I’ve noted before, in these pages, that social networking sites can present issues of privacy and accountability that their users aren’t always aware of. In addition, though, to the now-obvious concerns about how the information users place there can be used to evaluate or attack them, we’ve a few other problems as well.
This past summer, my colleague Aaron Zinman, along with his advisor, Judith Donath, presented a paper about how social networking blurs the line between spam and non-spam, making it difficult to tell which is which. (PDF here.) The considerations that they look at are on top of the point that there are entire spam identities on the social networking sites, and that when you do see an identity that looks legitimate, you don’t know whether it really is.
More recently, the New York Times points out a couple more issues.

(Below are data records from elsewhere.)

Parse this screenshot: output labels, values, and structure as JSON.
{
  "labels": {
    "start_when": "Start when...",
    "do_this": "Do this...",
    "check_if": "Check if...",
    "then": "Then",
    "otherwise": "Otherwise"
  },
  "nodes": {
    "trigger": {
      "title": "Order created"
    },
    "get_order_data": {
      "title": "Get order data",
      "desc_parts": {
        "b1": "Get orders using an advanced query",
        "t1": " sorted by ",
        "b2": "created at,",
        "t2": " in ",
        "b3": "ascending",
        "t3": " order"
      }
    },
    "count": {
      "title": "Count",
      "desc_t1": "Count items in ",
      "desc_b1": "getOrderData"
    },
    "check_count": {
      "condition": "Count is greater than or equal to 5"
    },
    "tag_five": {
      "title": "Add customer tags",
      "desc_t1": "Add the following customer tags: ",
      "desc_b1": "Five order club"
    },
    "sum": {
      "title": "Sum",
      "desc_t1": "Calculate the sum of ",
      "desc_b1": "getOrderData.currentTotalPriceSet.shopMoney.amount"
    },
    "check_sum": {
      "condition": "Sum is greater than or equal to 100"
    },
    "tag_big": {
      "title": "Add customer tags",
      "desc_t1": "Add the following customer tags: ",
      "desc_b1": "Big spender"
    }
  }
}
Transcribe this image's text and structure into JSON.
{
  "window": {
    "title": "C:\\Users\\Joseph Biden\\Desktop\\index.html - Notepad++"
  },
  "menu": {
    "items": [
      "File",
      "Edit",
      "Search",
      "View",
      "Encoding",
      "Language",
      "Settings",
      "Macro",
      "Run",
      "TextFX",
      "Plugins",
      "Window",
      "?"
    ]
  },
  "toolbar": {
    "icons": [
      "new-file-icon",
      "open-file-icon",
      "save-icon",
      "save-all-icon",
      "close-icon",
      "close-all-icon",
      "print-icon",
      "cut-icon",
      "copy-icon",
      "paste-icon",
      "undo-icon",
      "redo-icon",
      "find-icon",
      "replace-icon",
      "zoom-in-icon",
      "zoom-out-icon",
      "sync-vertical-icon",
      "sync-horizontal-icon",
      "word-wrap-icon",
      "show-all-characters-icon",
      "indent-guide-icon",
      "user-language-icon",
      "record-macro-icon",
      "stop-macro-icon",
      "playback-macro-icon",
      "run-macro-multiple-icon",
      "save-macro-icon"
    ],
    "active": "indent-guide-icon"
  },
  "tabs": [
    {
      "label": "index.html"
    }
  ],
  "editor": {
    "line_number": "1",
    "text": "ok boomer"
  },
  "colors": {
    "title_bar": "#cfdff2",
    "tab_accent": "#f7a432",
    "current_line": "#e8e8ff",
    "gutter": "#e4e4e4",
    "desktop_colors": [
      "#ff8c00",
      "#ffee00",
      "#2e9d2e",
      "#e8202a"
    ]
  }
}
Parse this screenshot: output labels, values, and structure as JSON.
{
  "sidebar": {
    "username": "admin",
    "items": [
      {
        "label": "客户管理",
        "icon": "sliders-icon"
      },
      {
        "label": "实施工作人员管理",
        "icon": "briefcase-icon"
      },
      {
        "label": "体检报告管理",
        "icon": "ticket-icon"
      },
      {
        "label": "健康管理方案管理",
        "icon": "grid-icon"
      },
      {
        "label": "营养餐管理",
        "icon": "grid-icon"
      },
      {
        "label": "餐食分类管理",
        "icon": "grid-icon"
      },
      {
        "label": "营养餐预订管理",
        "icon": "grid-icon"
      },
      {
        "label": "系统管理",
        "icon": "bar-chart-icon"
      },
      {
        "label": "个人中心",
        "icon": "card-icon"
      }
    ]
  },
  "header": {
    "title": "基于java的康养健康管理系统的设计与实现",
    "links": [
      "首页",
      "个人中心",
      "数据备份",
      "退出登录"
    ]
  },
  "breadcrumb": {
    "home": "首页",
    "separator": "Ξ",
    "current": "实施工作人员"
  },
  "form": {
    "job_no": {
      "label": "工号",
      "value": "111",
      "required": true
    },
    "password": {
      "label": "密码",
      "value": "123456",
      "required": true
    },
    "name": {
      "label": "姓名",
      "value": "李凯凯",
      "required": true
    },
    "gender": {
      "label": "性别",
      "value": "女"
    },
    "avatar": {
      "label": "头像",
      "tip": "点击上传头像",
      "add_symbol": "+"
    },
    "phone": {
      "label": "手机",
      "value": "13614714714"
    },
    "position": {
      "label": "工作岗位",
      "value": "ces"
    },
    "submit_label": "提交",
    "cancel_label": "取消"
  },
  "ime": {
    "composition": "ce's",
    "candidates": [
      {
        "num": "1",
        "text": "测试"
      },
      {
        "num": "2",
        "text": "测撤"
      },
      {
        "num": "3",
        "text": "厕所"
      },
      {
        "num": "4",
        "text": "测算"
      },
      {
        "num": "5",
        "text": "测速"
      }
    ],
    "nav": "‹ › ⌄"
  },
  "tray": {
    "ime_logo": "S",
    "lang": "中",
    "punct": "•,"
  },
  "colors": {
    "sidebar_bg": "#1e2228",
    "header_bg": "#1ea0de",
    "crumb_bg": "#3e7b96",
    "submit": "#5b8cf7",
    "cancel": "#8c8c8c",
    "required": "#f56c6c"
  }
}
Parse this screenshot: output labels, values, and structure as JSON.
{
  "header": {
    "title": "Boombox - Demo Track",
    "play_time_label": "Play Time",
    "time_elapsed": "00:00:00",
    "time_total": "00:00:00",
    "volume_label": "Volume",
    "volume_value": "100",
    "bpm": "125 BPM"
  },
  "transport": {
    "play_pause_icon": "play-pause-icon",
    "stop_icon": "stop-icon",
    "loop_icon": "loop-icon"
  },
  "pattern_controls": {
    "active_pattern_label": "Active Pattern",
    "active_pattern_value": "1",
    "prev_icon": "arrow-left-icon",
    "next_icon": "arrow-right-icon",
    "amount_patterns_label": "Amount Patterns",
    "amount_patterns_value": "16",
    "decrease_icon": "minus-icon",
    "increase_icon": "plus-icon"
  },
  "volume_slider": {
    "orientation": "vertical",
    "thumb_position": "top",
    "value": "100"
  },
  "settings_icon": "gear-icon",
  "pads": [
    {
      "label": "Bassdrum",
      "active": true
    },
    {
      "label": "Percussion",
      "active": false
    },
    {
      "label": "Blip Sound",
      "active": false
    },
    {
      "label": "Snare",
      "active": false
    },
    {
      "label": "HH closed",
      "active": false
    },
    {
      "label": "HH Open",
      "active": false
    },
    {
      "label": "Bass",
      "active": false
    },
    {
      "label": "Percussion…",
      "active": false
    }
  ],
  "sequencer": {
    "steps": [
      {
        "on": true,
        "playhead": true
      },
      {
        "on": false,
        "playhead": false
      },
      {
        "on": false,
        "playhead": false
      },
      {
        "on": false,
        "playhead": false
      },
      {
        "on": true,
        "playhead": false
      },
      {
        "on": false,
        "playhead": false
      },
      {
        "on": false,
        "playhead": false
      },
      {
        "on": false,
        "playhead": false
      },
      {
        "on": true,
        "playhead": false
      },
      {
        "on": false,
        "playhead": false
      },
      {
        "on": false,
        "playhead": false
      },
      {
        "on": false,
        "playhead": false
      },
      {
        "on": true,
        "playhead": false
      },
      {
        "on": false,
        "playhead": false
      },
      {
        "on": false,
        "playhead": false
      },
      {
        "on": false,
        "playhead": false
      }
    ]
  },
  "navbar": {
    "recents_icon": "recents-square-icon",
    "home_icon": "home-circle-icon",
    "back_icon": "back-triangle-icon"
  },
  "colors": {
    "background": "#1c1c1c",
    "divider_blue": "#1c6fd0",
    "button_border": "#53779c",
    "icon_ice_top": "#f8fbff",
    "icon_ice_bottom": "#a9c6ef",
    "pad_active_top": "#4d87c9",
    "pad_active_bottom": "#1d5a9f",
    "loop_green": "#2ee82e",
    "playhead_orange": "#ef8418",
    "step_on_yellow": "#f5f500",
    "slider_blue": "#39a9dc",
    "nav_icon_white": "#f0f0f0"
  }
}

In one, we see them as a delivery vector for malware:
When visitors click almost anywhere on these infected site, they are directed to co8vd.cn/s, which appears to be a Chinese malware site. The visitors then see a box on their screen telling them they need to install a special codec to view the video – a legitimate possibility on any site rich in media. But if the visitor clicks ‘yes’, the site installs software that appears to be a rootkit and DNS changer. This would allow the hackers to take over what you see on your browser and what you download onto your computer.The point here is that the attacker gets you to visit a social-networking page, and the page — either a hacked legitimate one or a bogus one that you think is legit — tells you that you need to install software in order to get the proper experience. And here’s the key: the rich-media nature of these pages has made many users used to installing software routinely. That it’s difficult to tell when the software is being installed by MySpace and when it’s coming from an external, less trustworthy source makes this particularly nasty.
“They are going to catch a lot of people with this one,” said Roger Thompson, chief technology officer of Exploit Prevent Labs. “This is a a very rich media page, as are most MySpace pages. There is every expectation you are going to see a video… It’s not at all unreasonable to think you might have to install something.”
In the other Times item, the question is raised of whether it violates New York state law to present advertisements that use the Facebook identities of your “friends”:
Mark Zuckerberg promised no less than a revolution with his idea that ads you see on Facebook will be attached to the names and photos of your friends who like the products being advertised.
There is at least one problem with this idea: It may be illegal under a 100-year-old New York privacy law. The statute says that “any person whose name, portrait, picture, or voice is used within this state for advertising purposes or for the purposes of trade without the written consent first obtained” can sue for damages. Moreover, such a use is also a criminal misdemeanor.
Facebook’s rebuttal, though, may be scary for another reason:
Chris Kelly, the chief privacy officer of Facebook, called to present a number of reasons why he thinks this law doesn’t apply to the new Social Ads. He said Mr. McGeveran’s interpretation of the law was too broad.What does “consenting to something online” mean? Hm, have you ever read the various user agreements that are presented to you with all-too-convenient and friendly "I Accept!" buttons below them, and long scroll-bars to their right? Do you know what you’ve consented to? Would it surprise you to learn in court just what those things are?
Mr. Kelly said the advertisements are simply a “representation” of the action users have taken: choosing to link themselves to a product. He added that in many states, consenting to something online is now seen as the equivalent of written consent.